(In)secure Australia: Policing, legitimacy and the mediated subject of security
Kat's current research hopes to generate new insights about the reproduction of police legitimacy in Australia by adopting the mediated ‘subject’ of security as a new object of interrogation. The subject, in this sense, is the normative ‘for whom’ of security claims and their associated practices, and is central to the coherence, salience and stability of dominant security knowledges and their associated repertoires of violence. Adopting policing as one such violent security practice, this project uses Critical Discourse Analysis of Australian news media texts to interrogate the contemporary conditions of possibility for the mediated security subject as it relates to the practice of policing in Australia. The objective of this project is not only to generate new empirical knowledge about the role that mediated discourse plays in reproducing the legitimacy of policing as security practice in contemporary Australia, but to also make a broader epistemological contribution to critical security scholarship by testing the productive potential of approaching the question of legitimacy (as it relates to security claims and practices) from the starting point of the mediated subject.
Supervisor: Professor Lilie Chouliaraki and Professor Robin Mansell
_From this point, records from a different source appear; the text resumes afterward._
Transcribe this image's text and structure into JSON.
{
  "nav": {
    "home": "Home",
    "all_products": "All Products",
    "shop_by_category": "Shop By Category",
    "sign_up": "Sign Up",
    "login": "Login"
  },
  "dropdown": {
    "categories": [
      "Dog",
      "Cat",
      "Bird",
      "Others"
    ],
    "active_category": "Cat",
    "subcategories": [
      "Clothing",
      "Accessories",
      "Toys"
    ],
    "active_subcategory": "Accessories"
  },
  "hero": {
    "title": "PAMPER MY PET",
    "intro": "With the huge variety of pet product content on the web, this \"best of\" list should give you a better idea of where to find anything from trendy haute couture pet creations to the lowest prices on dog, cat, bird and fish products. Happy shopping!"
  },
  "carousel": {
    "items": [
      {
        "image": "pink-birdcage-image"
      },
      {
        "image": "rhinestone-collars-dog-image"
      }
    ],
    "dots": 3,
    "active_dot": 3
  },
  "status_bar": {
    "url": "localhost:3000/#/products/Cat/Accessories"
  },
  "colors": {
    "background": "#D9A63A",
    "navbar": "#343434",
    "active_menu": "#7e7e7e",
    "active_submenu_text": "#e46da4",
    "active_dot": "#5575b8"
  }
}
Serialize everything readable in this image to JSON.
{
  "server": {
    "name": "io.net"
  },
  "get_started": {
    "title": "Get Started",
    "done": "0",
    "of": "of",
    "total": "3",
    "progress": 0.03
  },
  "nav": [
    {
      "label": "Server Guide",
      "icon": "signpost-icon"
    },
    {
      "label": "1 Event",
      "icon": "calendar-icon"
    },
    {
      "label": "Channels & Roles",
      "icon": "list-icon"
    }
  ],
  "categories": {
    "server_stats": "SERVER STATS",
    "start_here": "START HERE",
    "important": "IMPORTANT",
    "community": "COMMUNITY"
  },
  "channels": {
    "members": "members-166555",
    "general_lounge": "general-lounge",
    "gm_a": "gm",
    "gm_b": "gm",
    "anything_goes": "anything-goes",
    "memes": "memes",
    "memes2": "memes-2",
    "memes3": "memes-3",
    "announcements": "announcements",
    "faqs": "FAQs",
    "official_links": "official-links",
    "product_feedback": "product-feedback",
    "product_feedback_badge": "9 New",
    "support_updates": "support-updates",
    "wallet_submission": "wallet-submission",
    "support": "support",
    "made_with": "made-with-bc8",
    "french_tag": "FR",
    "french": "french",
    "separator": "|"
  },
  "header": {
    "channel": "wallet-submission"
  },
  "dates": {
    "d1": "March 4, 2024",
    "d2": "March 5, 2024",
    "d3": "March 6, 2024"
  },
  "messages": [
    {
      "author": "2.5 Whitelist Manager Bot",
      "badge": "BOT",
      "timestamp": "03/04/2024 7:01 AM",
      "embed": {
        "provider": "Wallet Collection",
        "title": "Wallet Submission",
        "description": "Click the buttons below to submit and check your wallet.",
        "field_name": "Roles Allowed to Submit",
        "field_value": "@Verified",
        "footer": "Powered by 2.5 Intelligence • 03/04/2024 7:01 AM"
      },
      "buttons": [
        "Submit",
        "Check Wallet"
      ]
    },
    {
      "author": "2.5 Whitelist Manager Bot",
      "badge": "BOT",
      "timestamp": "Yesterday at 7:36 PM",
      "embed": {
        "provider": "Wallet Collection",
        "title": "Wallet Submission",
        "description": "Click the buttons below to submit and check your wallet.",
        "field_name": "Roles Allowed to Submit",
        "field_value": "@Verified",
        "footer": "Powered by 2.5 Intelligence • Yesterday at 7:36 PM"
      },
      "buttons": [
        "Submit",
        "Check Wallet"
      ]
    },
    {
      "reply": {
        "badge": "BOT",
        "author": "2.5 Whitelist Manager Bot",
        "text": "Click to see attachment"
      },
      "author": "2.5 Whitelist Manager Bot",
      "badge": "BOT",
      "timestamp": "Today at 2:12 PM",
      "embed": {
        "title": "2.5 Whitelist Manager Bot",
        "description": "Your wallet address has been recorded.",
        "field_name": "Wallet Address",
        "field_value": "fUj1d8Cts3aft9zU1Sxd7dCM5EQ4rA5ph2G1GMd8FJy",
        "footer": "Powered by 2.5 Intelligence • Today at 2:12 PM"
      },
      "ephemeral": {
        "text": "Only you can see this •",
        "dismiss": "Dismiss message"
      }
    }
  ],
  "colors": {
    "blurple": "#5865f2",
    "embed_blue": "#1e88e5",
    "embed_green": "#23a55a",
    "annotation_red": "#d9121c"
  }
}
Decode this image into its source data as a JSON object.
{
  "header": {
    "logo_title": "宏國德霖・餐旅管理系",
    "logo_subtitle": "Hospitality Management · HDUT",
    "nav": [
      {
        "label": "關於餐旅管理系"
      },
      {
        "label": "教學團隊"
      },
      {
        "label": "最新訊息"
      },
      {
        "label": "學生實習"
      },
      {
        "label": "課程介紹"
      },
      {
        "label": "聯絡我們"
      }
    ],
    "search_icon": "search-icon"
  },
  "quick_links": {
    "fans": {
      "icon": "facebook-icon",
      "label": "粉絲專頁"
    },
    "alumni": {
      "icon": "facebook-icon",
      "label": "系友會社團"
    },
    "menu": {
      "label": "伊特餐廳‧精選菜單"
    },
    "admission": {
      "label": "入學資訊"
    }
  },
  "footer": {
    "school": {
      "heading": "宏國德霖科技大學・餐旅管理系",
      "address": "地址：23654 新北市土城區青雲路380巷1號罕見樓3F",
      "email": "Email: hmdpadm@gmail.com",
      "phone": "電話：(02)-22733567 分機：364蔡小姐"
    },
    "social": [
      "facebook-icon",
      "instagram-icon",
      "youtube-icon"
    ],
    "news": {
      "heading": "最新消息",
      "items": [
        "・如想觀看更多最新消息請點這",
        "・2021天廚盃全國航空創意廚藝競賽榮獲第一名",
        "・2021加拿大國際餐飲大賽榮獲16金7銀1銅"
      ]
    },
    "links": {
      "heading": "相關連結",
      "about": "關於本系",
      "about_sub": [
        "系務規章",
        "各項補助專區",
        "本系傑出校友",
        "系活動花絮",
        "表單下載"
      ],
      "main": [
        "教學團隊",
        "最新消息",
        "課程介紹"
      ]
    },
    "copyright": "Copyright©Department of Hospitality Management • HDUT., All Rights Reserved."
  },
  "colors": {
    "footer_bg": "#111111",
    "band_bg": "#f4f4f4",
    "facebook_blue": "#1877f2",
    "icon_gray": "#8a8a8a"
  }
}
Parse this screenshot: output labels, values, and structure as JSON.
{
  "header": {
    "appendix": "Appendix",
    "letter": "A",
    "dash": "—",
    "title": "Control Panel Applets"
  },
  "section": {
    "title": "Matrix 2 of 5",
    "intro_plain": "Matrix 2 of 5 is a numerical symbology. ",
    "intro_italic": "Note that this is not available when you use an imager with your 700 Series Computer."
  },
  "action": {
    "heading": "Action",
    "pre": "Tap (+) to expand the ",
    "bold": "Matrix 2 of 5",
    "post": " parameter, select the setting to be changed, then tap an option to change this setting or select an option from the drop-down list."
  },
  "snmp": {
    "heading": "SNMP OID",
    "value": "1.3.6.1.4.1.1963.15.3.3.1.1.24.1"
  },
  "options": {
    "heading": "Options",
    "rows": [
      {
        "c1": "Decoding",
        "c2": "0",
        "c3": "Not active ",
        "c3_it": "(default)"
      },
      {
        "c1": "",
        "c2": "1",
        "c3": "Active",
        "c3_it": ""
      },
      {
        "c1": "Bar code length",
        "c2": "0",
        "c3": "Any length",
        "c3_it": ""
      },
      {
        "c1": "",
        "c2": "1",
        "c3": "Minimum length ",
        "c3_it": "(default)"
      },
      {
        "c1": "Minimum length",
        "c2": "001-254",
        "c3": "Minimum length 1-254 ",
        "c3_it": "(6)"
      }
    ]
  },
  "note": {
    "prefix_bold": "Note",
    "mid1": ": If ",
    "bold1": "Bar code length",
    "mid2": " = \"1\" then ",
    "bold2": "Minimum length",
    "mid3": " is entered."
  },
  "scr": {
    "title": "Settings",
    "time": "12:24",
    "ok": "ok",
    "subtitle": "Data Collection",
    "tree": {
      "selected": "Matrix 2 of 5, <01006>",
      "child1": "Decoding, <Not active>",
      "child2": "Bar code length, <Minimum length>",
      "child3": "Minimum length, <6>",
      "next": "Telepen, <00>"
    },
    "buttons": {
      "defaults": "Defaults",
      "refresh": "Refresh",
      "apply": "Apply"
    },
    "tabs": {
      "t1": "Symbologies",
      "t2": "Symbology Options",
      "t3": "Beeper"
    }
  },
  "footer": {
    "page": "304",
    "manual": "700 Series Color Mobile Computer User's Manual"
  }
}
Kat has a BA International Studies from RMIT University (Melbourne, Australia) and an MSc Media and Communications from the London School of Economics. For the latter, she was awarded the Best Overall MSc Performance Prize, as well as the Silverstone Prize for her dissertation on mediated (in)security knowledges. Before returning to the LSE Department of Media and Communications to commence her PhD in 2017, Kat held a variety of professional roles within the media, including as a political and editorial consultant for television scripts and as a journalist covering developments in law and the global legal industry. She is currently a Graduate Teaching Assistant in the Department of Sociology, leading seminars in Advanced Social Theory.